FRIDAY: Damp start, then clearing. Wake-up: 50. High: 66
SATURDAY: Early sun, late showers, thunder. Wake-up: 48. High: 67
SUNDAY: Some sun, still feels like spring. Wake-up: 51. High: 69
"One day you finally knew what you had to do, and began, though the voices around you kept shouting their bad advice..." - Mary Oliver.
Climate Change Is Clear and Present Danger, Says Landmark U.S. Report. The Guardian has details; here's the introduction: "Climate change has moved from distant threat to present-day danger and no American will be left unscathed, according to a landmark report due to be unveiled on Tuesday. The National Climate Assessment, a 1,300-page report compiled by 300 leading scientists and experts, is meant to be the definitive account of the effects of climate change on the US. It will be formally released at a White House event and is expected to drive the remaining two years of Barack Obama's environmental agenda..."

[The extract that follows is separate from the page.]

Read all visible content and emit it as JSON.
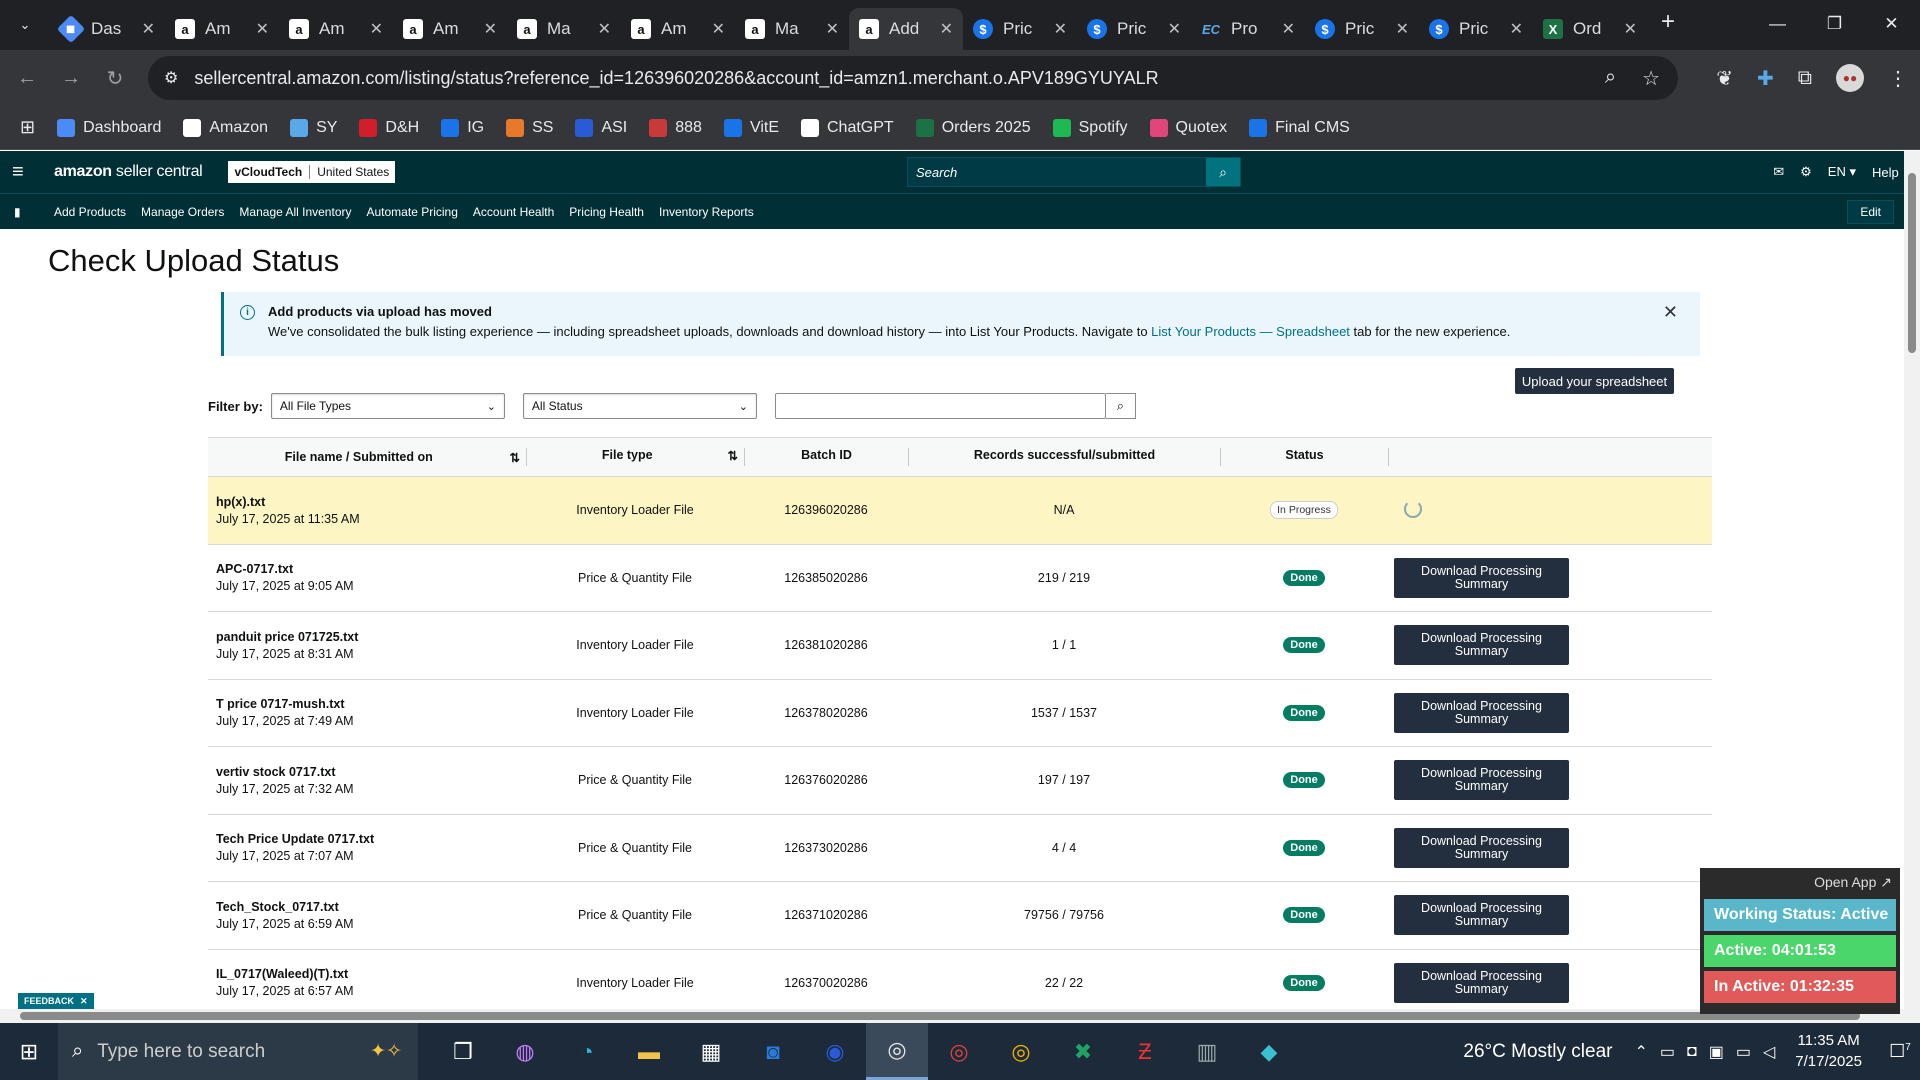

Best Environmental Commencement Speech Ever? This redefines eloquent prose, and explains, brilliantly, what we're up against, and how our better angels will needed, on a global scale, to reverse some of the damage we're doing to the planet, to our home. Here's the introduction of a moving commencement speech Paul Hawken made at The University of Portland, entitled "You are Brilliant, and the Earth is Hiring", excepted from an article at Huffington Post: "...You are going to have to figure out what it means to be a human being on earth at a time when every living system is declining, and the rate of decline is accelerating. Kind of a mind-boggling situation... but not one peer-reviewed paper published in the last thirty years can refute that statement. Basically, civilization needs a new operating system, you are the programmers, and we need it within a few decades. This planet came with a set of instructions, but we seem to have misplaced them..." (Image above: NASA).
Preparing Boston For High Sea Levels. The Boston Herald has the article; here's a snippet that caught my eye: "...The U.N. Intergovernmental Panel on Climate Change estimates that seas will rise between 3 and 6 feet by the end of this century. Because of how Greater Boston is situated, it will be disproportionately affected, said Dennis Carlberg, sustainability director at Boston University and co-chairman of the ULI Boston Sustainability Council. Scientists project changing climate conditions will cause Boston Harbor to be as much as 6 feet above current levels, and more than 30 percent of the city will flood during storms at high tide...."
Photo credit: Mark Garfinkel.
Why Should Evangelical Christians Care About Climate Change? Slate interviews climate scientist Katharine Hayhoe, who just happens to be an Evangelical Christian as well. Here is her response to the question raised by some: "God would never allow this to happen": "....Hayhoe thinks the answer to Inhofe’s objection is simple: From a Christian perspective, we have free will to make decisions and must live with their consequences. This is, after all, a classic Christian solution to the theological problem of evil. “Are bad things happening? Yes, all the time,” says Hayhoe. “Someone gets drunk, they get behind the wheel of a car, they kill an innocent bystander, possibly even a child or a mother.” Climate change is, to Hayhoe, just another wrong, another problem, brought on by flawed humans exercising their wills in a way that is less than fully advisable. “That’s really what climate change is,” she says. “It’s a casualty of the decisions that we have made...”
Think The Climate Change Fight is Tough? What About the 17th Century Fight over Math? Here's some good perspective on climate change science as a proxy for something much bigger - and why there's so much resistance in some quarters to accepting the science. I found this story at The Los Angeles Times fascinating - here's a clip: "...As with climate change today, only a small number of professionals were truly qualified to evaluate the respective merits of the two approaches. But this did not prevent kings and cardinals, religious orders, social reformers and political theorists from charging into the fray to pronounce on the matter. As they well knew, the question might be technical and narrow but the implications were immensely broad. At stake was nothing less than the shape of the modern world, then coming into being..."